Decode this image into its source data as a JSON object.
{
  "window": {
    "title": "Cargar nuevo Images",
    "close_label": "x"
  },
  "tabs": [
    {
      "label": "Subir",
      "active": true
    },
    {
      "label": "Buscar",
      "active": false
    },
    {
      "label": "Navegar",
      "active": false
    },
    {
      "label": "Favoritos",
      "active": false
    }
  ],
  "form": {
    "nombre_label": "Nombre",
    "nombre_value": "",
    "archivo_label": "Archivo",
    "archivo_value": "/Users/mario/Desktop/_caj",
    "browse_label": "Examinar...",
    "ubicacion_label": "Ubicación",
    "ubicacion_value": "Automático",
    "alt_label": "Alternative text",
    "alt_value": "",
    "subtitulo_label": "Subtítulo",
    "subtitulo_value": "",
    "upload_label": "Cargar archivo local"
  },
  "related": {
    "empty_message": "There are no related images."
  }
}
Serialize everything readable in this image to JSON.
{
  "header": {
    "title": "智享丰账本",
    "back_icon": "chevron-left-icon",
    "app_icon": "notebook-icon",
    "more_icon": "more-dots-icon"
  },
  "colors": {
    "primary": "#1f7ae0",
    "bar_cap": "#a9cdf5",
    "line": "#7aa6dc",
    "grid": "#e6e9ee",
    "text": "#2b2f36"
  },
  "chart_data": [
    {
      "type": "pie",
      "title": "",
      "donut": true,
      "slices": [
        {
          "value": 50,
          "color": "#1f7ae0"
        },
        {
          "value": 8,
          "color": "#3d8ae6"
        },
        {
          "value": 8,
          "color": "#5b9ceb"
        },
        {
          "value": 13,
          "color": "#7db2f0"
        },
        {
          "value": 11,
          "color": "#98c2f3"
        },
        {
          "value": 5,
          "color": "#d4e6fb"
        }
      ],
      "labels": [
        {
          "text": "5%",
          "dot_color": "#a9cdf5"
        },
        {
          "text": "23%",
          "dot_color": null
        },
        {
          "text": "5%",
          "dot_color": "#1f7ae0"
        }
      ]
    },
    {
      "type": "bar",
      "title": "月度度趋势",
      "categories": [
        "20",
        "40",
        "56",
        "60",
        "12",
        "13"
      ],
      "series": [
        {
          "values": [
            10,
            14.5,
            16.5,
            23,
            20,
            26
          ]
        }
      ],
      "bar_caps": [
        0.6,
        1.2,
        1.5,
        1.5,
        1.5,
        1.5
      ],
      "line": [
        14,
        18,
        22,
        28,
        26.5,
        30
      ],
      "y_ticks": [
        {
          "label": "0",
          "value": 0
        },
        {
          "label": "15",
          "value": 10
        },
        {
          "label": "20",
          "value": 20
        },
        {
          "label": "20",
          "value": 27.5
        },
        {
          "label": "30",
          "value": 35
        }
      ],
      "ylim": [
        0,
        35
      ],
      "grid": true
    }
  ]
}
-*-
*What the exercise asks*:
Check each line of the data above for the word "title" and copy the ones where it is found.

*Reply to the exercise*:
    "title": "Cargar nuevo Images",
    "title": "智享丰账本",
      "title": "",
      "title": "月度度趋势",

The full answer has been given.